While today’s New York Times’ op-ed page affords Nigel Hamilton the opportunity to less-than-methodically imagine a world in which JFK was never killed, somehow Hamilton managed to overlook the obvious impact Kennedy’s un-assassination would have on the entertainment industry. Well low culture is here to fill in the blanks, following in the Times’ illegible footsteps.

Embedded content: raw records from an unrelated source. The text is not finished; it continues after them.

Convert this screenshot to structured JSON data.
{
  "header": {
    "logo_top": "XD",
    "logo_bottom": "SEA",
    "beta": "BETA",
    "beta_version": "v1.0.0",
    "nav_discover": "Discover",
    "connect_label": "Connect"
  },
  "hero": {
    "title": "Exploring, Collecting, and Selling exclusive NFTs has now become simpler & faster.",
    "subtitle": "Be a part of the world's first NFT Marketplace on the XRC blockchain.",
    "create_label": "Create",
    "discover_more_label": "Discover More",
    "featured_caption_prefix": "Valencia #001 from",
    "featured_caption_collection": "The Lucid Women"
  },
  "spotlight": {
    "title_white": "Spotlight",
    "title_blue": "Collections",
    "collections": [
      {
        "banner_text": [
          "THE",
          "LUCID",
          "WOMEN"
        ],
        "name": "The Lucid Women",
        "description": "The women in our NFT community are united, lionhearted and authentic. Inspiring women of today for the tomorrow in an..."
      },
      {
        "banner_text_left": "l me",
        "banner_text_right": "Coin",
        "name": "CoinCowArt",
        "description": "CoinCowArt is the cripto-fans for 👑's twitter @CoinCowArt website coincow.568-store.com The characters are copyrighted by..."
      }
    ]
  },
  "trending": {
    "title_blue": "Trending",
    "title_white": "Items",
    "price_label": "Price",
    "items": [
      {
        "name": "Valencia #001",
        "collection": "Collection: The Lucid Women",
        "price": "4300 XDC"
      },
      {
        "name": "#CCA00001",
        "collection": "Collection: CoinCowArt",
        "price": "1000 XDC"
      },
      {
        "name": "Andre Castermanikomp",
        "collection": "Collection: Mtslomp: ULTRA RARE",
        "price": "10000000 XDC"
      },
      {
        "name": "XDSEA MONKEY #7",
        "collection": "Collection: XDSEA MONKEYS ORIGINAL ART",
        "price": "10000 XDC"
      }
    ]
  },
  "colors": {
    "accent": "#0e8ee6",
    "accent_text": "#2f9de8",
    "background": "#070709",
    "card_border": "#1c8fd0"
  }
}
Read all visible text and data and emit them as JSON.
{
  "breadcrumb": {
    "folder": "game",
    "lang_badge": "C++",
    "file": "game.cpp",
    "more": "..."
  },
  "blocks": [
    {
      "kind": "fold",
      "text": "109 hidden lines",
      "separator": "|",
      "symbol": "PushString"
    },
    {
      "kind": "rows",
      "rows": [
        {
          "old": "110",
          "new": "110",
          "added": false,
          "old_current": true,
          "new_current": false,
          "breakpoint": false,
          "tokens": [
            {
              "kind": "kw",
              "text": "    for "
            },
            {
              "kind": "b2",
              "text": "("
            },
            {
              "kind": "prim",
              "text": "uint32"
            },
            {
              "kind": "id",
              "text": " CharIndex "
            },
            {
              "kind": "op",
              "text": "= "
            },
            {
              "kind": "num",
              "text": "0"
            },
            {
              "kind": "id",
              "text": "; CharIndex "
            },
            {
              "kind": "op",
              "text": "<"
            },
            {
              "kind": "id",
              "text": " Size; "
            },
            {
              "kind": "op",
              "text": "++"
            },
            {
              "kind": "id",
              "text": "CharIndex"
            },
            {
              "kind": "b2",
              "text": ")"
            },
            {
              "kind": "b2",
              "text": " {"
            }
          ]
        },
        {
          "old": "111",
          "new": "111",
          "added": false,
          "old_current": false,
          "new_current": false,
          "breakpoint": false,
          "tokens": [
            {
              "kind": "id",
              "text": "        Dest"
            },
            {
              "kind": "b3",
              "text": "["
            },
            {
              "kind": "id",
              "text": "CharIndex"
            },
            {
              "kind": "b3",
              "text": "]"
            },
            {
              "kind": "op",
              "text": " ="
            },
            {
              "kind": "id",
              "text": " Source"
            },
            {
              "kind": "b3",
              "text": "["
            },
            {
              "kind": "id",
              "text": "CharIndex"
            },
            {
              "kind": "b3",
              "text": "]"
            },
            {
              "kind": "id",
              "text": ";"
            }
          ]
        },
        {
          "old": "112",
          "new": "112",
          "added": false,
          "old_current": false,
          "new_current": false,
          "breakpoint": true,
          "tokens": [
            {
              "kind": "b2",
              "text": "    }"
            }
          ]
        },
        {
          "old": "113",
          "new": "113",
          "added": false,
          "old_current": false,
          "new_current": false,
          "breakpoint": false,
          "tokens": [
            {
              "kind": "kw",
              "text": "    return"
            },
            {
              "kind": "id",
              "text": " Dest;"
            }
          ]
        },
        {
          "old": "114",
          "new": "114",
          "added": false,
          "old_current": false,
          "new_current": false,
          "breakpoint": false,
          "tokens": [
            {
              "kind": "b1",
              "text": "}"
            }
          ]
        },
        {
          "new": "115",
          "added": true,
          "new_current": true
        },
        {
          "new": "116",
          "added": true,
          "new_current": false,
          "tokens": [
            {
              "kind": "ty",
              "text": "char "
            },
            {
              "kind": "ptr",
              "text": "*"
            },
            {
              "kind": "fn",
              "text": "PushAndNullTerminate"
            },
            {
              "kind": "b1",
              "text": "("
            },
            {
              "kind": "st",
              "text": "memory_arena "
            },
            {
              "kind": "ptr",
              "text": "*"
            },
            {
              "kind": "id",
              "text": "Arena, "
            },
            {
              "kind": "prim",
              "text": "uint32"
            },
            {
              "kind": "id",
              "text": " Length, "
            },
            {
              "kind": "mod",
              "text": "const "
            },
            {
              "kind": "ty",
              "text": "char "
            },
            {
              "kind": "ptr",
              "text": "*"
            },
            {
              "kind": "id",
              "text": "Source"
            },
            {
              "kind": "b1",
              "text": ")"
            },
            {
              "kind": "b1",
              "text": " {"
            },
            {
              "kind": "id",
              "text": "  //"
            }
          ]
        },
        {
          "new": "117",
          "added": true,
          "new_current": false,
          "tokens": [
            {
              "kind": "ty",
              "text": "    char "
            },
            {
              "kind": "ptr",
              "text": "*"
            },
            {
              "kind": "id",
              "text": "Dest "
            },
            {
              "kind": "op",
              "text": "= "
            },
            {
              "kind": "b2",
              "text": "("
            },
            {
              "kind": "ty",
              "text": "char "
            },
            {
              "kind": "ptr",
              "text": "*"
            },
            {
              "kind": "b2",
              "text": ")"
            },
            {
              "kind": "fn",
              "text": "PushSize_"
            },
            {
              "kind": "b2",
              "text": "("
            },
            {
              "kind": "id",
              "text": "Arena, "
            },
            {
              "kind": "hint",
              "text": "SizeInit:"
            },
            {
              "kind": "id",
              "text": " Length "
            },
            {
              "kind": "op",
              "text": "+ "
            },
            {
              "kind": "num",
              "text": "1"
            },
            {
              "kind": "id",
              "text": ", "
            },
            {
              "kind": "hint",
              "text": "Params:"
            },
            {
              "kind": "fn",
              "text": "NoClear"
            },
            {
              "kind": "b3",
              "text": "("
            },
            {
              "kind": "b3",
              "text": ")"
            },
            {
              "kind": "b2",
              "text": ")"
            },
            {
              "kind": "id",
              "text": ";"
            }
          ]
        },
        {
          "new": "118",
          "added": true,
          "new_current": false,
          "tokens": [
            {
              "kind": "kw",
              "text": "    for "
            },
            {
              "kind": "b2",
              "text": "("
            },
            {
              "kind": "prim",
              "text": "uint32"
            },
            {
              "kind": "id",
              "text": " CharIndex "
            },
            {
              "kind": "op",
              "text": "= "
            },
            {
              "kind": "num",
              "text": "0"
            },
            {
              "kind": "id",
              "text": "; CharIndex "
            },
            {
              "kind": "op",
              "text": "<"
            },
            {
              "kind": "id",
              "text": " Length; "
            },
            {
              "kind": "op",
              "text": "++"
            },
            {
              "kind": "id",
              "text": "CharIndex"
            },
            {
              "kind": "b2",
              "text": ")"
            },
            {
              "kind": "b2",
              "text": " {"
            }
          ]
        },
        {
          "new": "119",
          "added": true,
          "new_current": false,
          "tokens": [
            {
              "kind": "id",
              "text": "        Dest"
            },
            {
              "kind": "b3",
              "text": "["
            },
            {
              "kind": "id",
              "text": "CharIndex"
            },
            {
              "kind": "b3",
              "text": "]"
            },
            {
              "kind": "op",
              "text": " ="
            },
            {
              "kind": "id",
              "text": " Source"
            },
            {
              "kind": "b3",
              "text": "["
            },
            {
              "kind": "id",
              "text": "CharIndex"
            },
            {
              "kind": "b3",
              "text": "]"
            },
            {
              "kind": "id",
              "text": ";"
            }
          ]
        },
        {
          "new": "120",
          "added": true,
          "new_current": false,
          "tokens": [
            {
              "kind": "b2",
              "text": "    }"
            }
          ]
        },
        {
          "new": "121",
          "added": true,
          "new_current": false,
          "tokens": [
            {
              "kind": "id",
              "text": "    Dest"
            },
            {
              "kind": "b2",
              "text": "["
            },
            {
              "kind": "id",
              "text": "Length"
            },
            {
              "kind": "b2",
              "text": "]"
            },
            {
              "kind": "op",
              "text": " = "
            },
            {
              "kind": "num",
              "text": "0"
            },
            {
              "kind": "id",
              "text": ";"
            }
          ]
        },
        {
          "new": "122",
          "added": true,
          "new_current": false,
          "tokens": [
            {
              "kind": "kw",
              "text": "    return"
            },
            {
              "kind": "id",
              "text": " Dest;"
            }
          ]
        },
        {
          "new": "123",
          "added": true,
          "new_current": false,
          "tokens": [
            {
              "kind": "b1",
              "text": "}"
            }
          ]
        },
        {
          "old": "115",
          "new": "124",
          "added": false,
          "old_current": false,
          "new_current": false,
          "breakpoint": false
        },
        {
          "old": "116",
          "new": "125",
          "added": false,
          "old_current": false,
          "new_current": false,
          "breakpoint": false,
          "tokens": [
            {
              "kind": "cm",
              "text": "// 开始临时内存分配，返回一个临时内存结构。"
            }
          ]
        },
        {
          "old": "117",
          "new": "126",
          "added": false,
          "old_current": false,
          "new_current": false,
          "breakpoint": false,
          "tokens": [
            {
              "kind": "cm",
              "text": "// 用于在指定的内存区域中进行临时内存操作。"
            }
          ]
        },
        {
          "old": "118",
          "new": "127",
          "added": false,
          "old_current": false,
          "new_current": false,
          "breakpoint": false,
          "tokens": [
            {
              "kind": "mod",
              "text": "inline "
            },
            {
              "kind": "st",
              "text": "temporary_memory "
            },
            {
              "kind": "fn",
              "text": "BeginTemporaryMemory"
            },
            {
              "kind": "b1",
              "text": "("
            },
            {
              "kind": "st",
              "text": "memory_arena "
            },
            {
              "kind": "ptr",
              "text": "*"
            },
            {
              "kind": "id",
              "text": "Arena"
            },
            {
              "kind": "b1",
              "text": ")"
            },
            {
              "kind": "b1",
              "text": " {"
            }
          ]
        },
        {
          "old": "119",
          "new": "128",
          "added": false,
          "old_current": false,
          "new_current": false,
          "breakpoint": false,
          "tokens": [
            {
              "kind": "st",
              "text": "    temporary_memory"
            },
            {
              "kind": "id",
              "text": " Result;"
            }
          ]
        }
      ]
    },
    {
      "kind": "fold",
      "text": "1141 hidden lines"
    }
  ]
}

1964 The Manchurian Candidate’s release is not delayed due to Kennedy’s not having been assassinated. Its failure to eerily foresee recent events does not haunt audiences anywhere. 1971 Jack Valenti Robert Evans marries Love Story’s Goldie Hawn. 1972 Jack Valenti The film Deep Throat is instead titled JFK’s Two Terms as President. 1976 Jack Valenti All the President’s Men? Never happened. 1980 Jack Valenti Critics maintain that John F. Kennedy’s cameo in Smokey and the Bandit II merely serves to obscure shortcomings in the second-act. 1986 Jack Valenti Oliver Stone’s Stripes II: Platoon imagines a group of wacky GI’s looking for ladies while trying to survive boot camp. 1988 Jack Valenti The Wonder Years stars Fred Savage as a twelve year old growing up through the placid, less-than-revolutionary ‘60’s. Winnie Cooper’s older brother is alive and well. 1989 Jack Valenti Oliver Stone’s biopic Born on the Fourth of July doesn’t really make any sense. 1991 Jack Valenti Oliver Stone’s biopic JFK opens to mixed reviews, largely criticized for glossing over “Angie Dickinson-gate.” 1991 Jack Valenti An unknown Lee Harvey Oswald appears in Richard Linklater’s Slackers. His monologue on “Paul Is Dead” proves to be rambling, confusing nonsense. 1995 Jack Valenti Oliver Stone’s biopic Cuomo fails to find distribution. 2001 Jack Valenti After the death of JFK Jr., neither Dominick Dunne nor Steve Dunleavy speculates on the tragic history of the Kennedy clan. 2004 Billy Tauzin